Stored data entries
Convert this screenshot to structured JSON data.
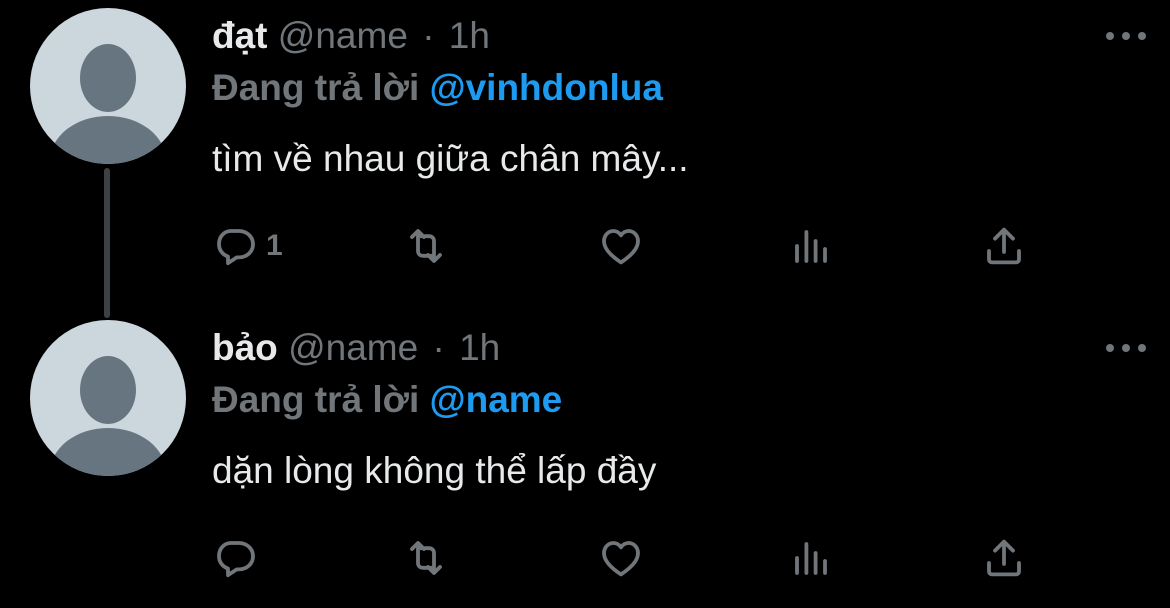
{
  "thread": {
    "tweets": [
      {
        "display_name": "đạt",
        "handle": "@name",
        "separator": "·",
        "time": "1h",
        "reply_prefix": "Đang trả lời",
        "reply_target": "@vinhdonlua",
        "text": "tìm về nhau giữa chân mây...",
        "reply_count": "1"
      },
      {
        "display_name": "bảo",
        "handle": "@name",
        "separator": "·",
        "time": "1h",
        "reply_prefix": "Đang trả lời",
        "reply_target": "@name",
        "text": "dặn lòng không thể lấp đầy",
        "reply_count": ""
      }
    ]
  },
  "icons": [
    "reply-icon",
    "retweet-icon",
    "like-icon",
    "views-icon",
    "share-icon",
    "more-icon",
    "avatar-icon"
  ],
  "colors": {
    "background": "#000000",
    "text": "#e7e9ea",
    "muted": "#71767b",
    "accent": "#1d9bf0",
    "avatar_bg": "#ccd6dd",
    "avatar_fg": "#66757f",
    "thread_line": "#3e4144"
  }
}
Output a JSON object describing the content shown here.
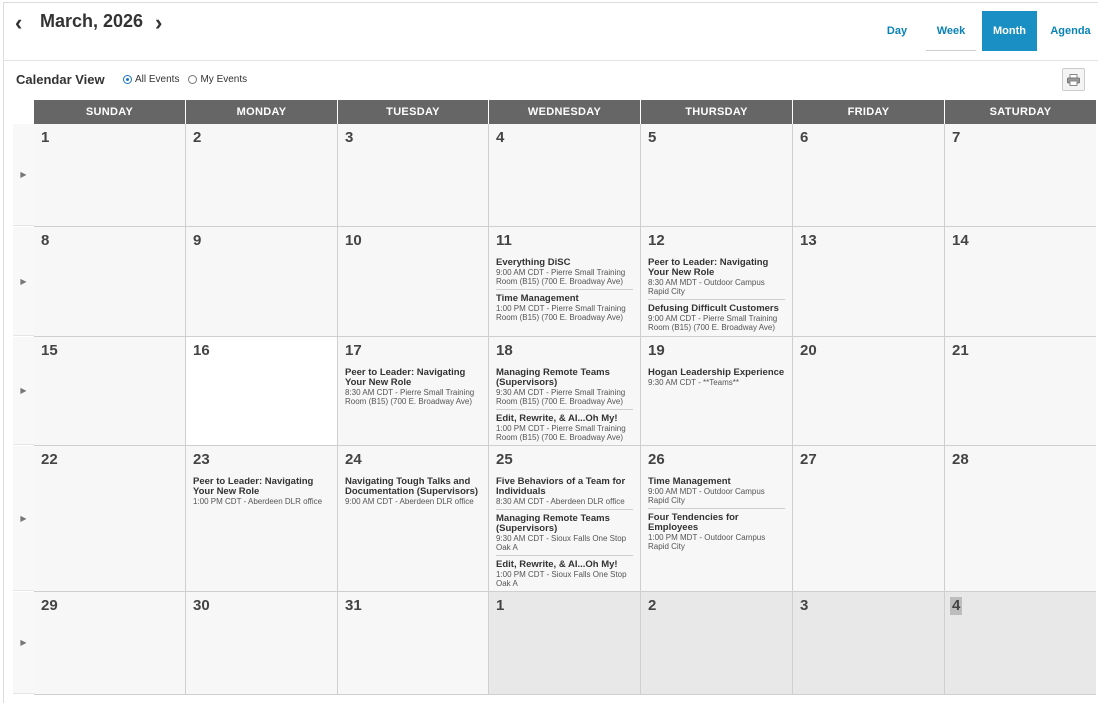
{
  "header": {
    "title": "March, 2026",
    "prev_icon": "chevron-left-icon",
    "next_icon": "chevron-right-icon",
    "views": [
      {
        "label": "Day",
        "active": false
      },
      {
        "label": "Week",
        "active": false
      },
      {
        "label": "Month",
        "active": true
      },
      {
        "label": "Agenda",
        "active": false
      }
    ]
  },
  "toolbar": {
    "calendar_view_label": "Calendar View",
    "filter_all": "All Events",
    "filter_mine": "My Events",
    "filter_selected": "All Events",
    "print_icon": "printer-icon"
  },
  "colors": {
    "accent": "#1a8fc3",
    "link": "#0a82b6",
    "dow_header_bg": "#666666",
    "cell_bg": "#f7f7f7",
    "other_month_bg": "#e8e8e8"
  },
  "days_of_week": [
    "SUNDAY",
    "MONDAY",
    "TUESDAY",
    "WEDNESDAY",
    "THURSDAY",
    "FRIDAY",
    "SATURDAY"
  ],
  "weeks": [
    {
      "days": [
        {
          "num": "1",
          "events": []
        },
        {
          "num": "2",
          "events": []
        },
        {
          "num": "3",
          "events": []
        },
        {
          "num": "4",
          "events": []
        },
        {
          "num": "5",
          "events": []
        },
        {
          "num": "6",
          "events": []
        },
        {
          "num": "7",
          "events": []
        }
      ]
    },
    {
      "days": [
        {
          "num": "8",
          "events": []
        },
        {
          "num": "9",
          "events": []
        },
        {
          "num": "10",
          "events": []
        },
        {
          "num": "11",
          "events": [
            {
              "title": "Everything DiSC",
              "details": [
                "9:00 AM CDT - Pierre Small Training",
                "Room (B15) (700 E. Broadway Ave)"
              ]
            },
            {
              "title": "Time Management",
              "details": [
                "1:00 PM CDT - Pierre Small Training",
                "Room (B15) (700 E. Broadway Ave)"
              ]
            }
          ]
        },
        {
          "num": "12",
          "events": [
            {
              "title": "Peer to Leader: Navigating Your New Role",
              "details": [
                "8:30 AM MDT - Outdoor Campus",
                "Rapid City"
              ]
            },
            {
              "title": "Defusing Difficult Customers",
              "details": [
                "9:00 AM CDT - Pierre Small Training",
                "Room (B15) (700 E. Broadway Ave)"
              ]
            }
          ]
        },
        {
          "num": "13",
          "events": []
        },
        {
          "num": "14",
          "events": []
        }
      ]
    },
    {
      "days": [
        {
          "num": "15",
          "events": []
        },
        {
          "num": "16",
          "today": true,
          "events": []
        },
        {
          "num": "17",
          "events": [
            {
              "title": "Peer to Leader: Navigating Your New Role",
              "details": [
                "8:30 AM CDT - Pierre Small Training",
                "Room (B15) (700 E. Broadway Ave)"
              ]
            }
          ]
        },
        {
          "num": "18",
          "events": [
            {
              "title": "Managing Remote Teams (Supervisors)",
              "details": [
                "9:30 AM CDT - Pierre Small Training",
                "Room (B15) (700 E. Broadway Ave)"
              ]
            },
            {
              "title": "Edit, Rewrite, & AI...Oh My!",
              "details": [
                "1:00 PM CDT - Pierre Small Training",
                "Room (B15) (700 E. Broadway Ave)"
              ]
            }
          ]
        },
        {
          "num": "19",
          "events": [
            {
              "title": "Hogan Leadership Experience",
              "details": [
                "9:30 AM CDT - **Teams**"
              ]
            }
          ]
        },
        {
          "num": "20",
          "events": []
        },
        {
          "num": "21",
          "events": []
        }
      ]
    },
    {
      "days": [
        {
          "num": "22",
          "events": []
        },
        {
          "num": "23",
          "events": [
            {
              "title": "Peer to Leader: Navigating Your New Role",
              "details": [
                "1:00 PM CDT - Aberdeen DLR office"
              ]
            }
          ]
        },
        {
          "num": "24",
          "events": [
            {
              "title": "Navigating Tough Talks and Documentation (Supervisors)",
              "details": [
                "9:00 AM CDT - Aberdeen DLR office"
              ]
            }
          ]
        },
        {
          "num": "25",
          "events": [
            {
              "title": "Five Behaviors of a Team for Individuals",
              "details": [
                "8:30 AM CDT - Aberdeen DLR office"
              ]
            },
            {
              "title": "Managing Remote Teams (Supervisors)",
              "details": [
                "9:30 AM CDT - Sioux Falls One Stop",
                "Oak A"
              ]
            },
            {
              "title": "Edit, Rewrite, & AI...Oh My!",
              "details": [
                "1:00 PM CDT - Sioux Falls One Stop",
                "Oak A"
              ]
            }
          ]
        },
        {
          "num": "26",
          "events": [
            {
              "title": "Time Management",
              "details": [
                "9:00 AM MDT - Outdoor Campus",
                "Rapid City"
              ]
            },
            {
              "title": "Four Tendencies for Employees",
              "details": [
                "1:00 PM MDT - Outdoor Campus",
                "Rapid City"
              ]
            }
          ]
        },
        {
          "num": "27",
          "events": []
        },
        {
          "num": "28",
          "events": []
        }
      ]
    },
    {
      "days": [
        {
          "num": "29",
          "events": []
        },
        {
          "num": "30",
          "events": []
        },
        {
          "num": "31",
          "events": []
        },
        {
          "num": "1",
          "other": true,
          "events": []
        },
        {
          "num": "2",
          "other": true,
          "events": []
        },
        {
          "num": "3",
          "other": true,
          "events": []
        },
        {
          "num": "4",
          "other": true,
          "highlight": true,
          "events": []
        }
      ]
    }
  ]
}
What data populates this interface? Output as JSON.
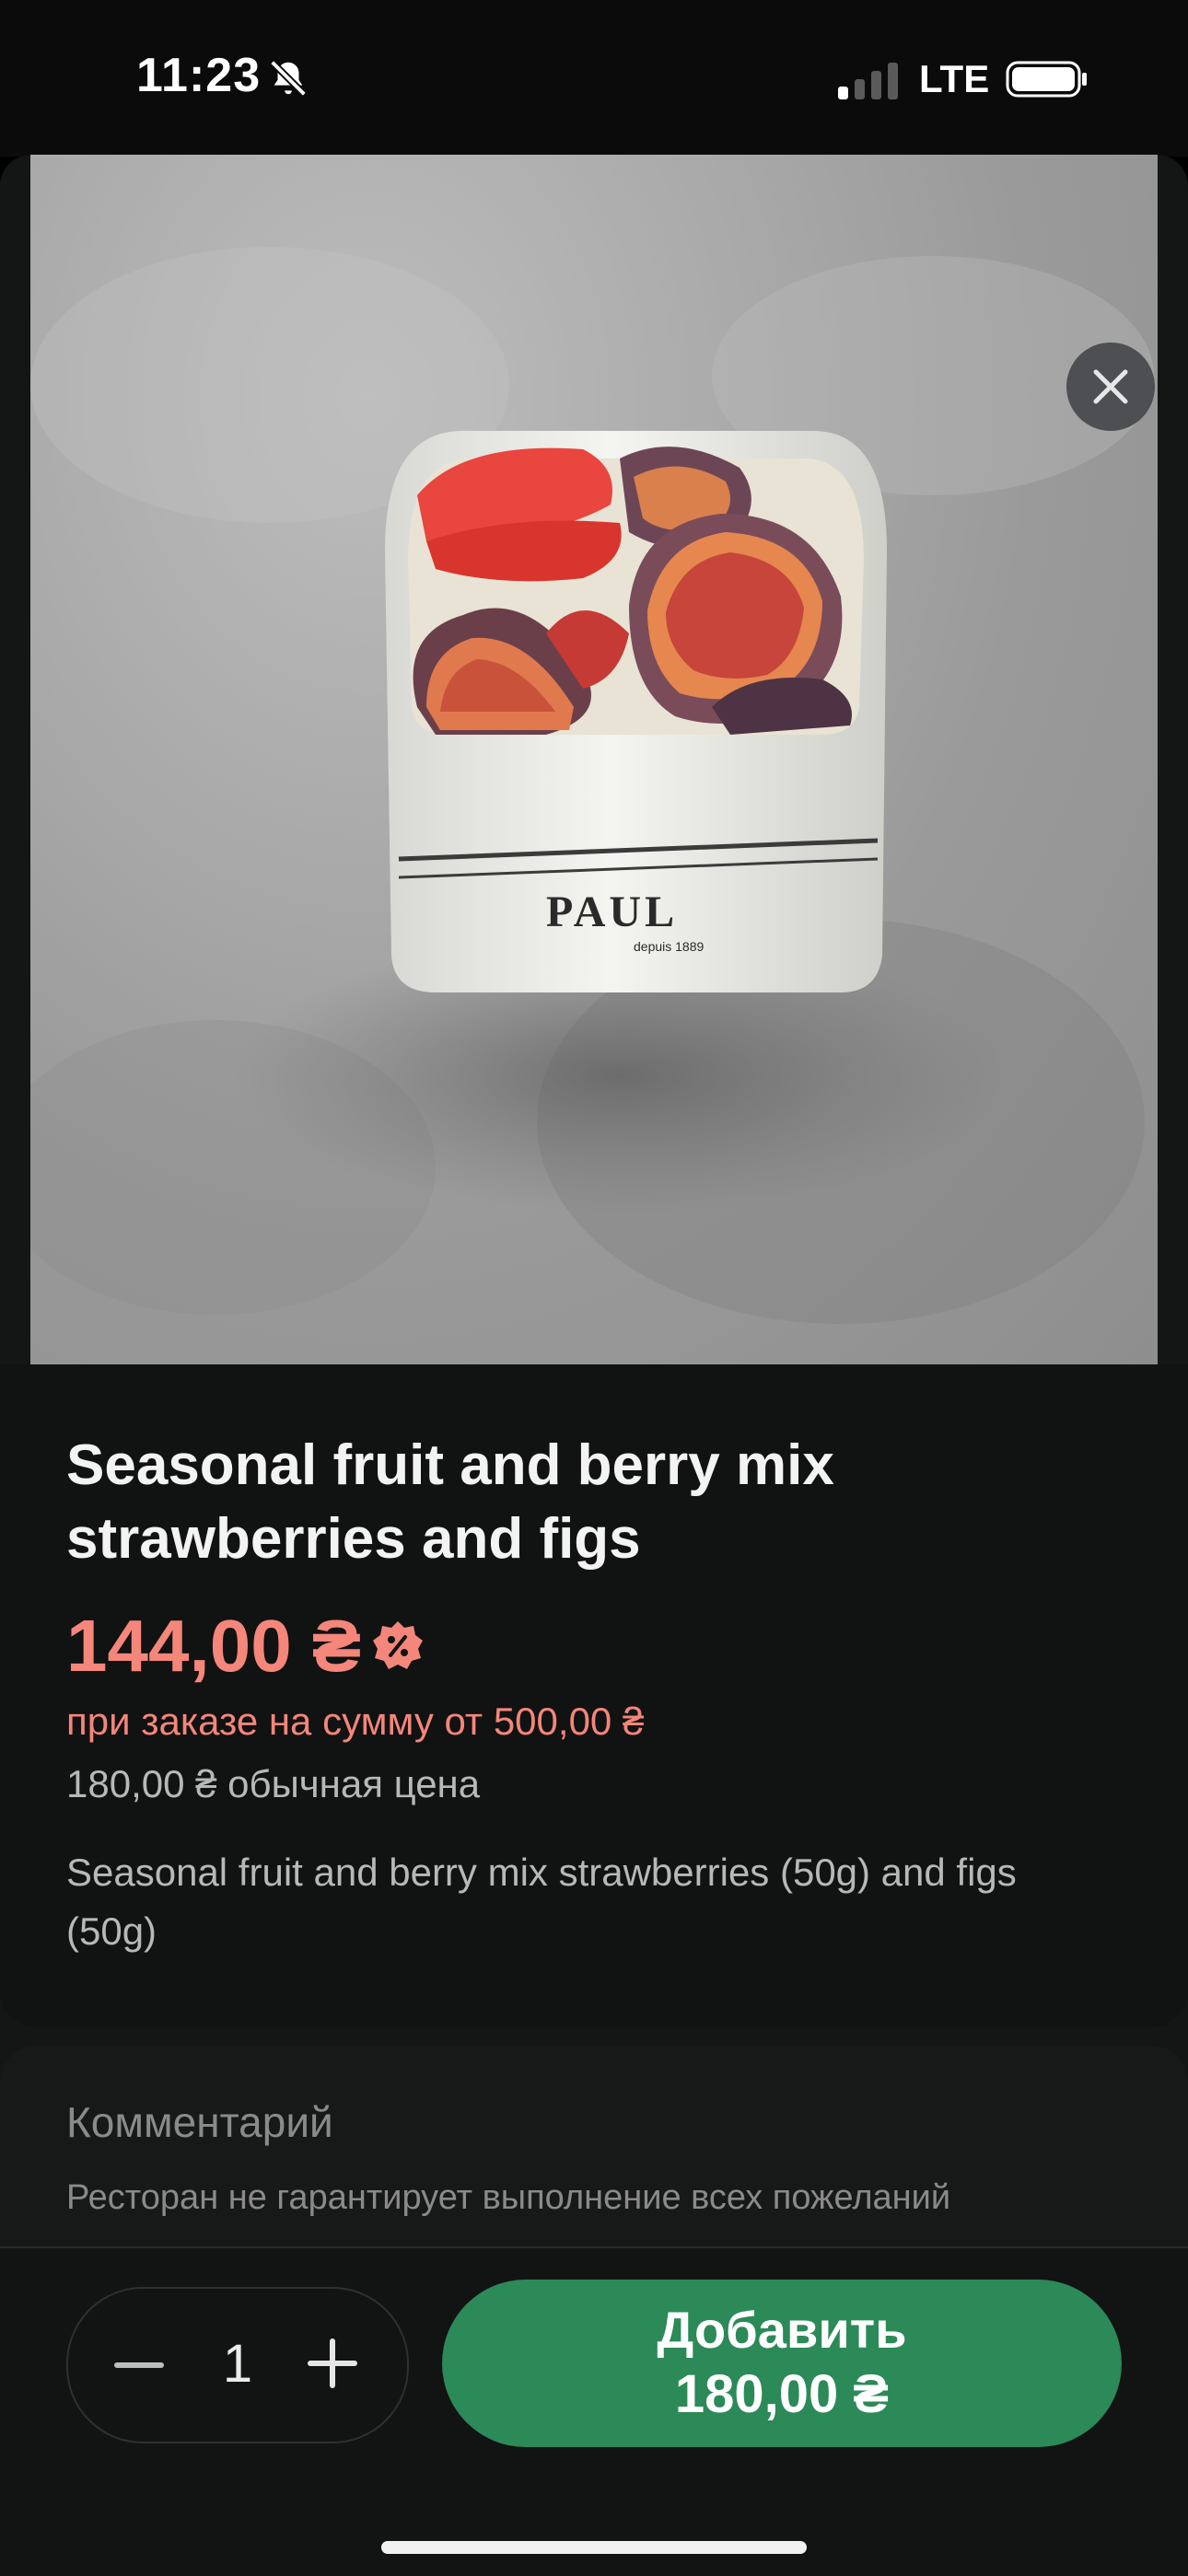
{
  "status_bar": {
    "time": "11:23",
    "network": "LTE",
    "icons": [
      "bell-slash-icon",
      "signal-icon",
      "battery-icon"
    ]
  },
  "product": {
    "image_brand": "PAUL",
    "image_brand_sub": "depuis 1889",
    "title": "Seasonal fruit and berry mix strawberries and figs",
    "price": "144,00 ₴",
    "promo_icon": "discount-badge-icon",
    "promo_condition": "при заказе на сумму от 500,00 ₴",
    "regular_price": "180,00 ₴ обычная цена",
    "description": "Seasonal fruit and berry mix strawberries (50g) and figs (50g)"
  },
  "comment": {
    "title": "Комментарий",
    "hint": "Ресторан не гарантирует выполнение всех пожеланий"
  },
  "cart": {
    "quantity": "1",
    "add_label": "Добавить",
    "add_price": "180,00 ₴"
  },
  "colors": {
    "accent_green": "#2b8a57",
    "promo_red": "#f4867a"
  }
}
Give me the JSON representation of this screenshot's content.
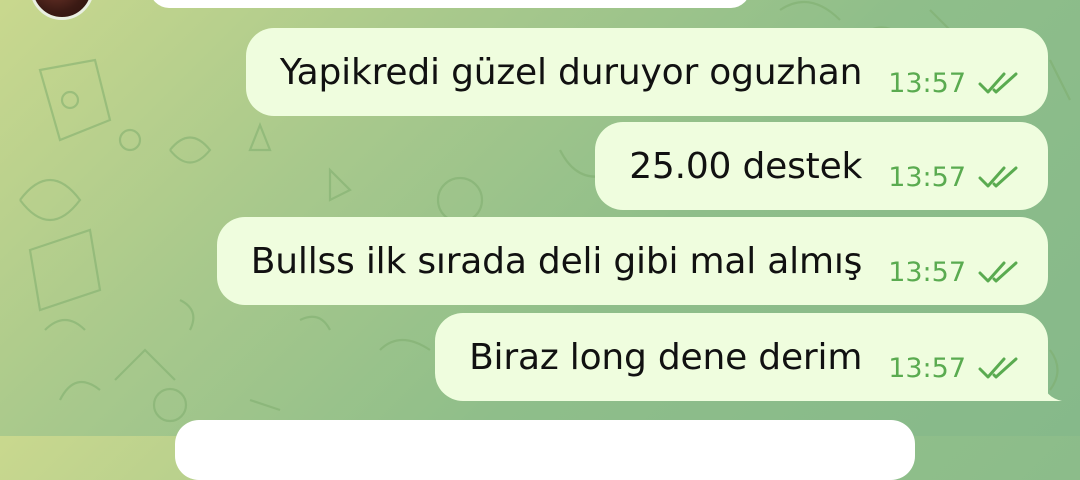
{
  "chat": {
    "messages": [
      {
        "text": "Yapikredi güzel duruyor oguzhan",
        "time": "13:57",
        "status_icon": "double-check-icon"
      },
      {
        "text": "25.00 destek",
        "time": "13:57",
        "status_icon": "double-check-icon"
      },
      {
        "text": "Bullss ilk sırada deli gibi mal almış",
        "time": "13:57",
        "status_icon": "double-check-icon"
      },
      {
        "text": "Biraz long dene derim",
        "time": "13:57",
        "status_icon": "double-check-icon"
      }
    ]
  },
  "colors": {
    "outgoing_bubble": "#effdde",
    "incoming_bubble": "#ffffff",
    "time_text": "#5aab50",
    "check_color": "#5aab50"
  }
}
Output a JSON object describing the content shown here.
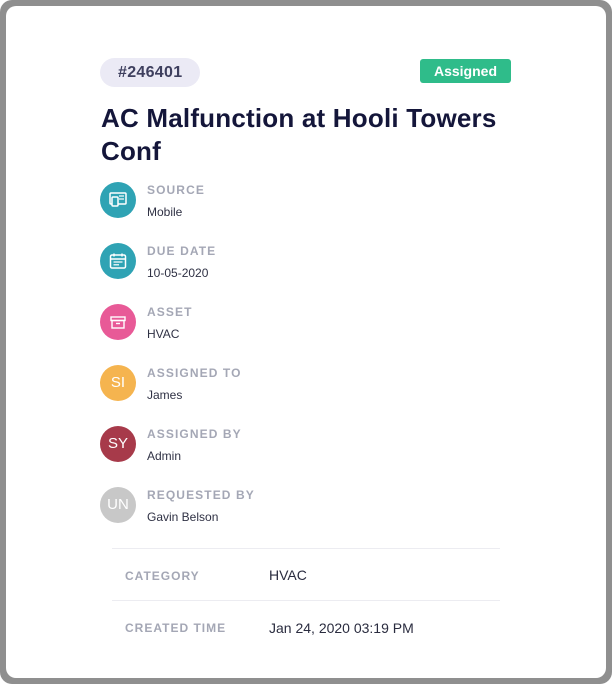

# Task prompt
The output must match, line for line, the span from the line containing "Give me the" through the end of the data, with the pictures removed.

# Task response
Give me the JSON representation of this screenshot's content.
{
  "chat": {
    "messages": [
      {
        "text": "Yapikredi güzel duruyor oguzhan",
        "time": "13:57",
        "status_icon": "double-check-icon"
      },
      {
        "text": "25.00 destek",
        "time": "13:57",
        "status_icon": "double-check-icon"
      },
      {
        "text": "Bullss ilk sırada deli gibi mal almış",
        "time": "13:57",
        "status_icon": "double-check-icon"
      },
      {
        "text": "Biraz long dene derim",
        "time": "13:57",
        "status_icon": "double-check-icon"
      }
    ]
  },
  "colors": {
    "outgoing_bubble": "#effdde",
    "incoming_bubble": "#ffffff",
    "time_text": "#5aab50",
    "check_color": "#5aab50"
  }
}
Output a JSON object describing the content shown here.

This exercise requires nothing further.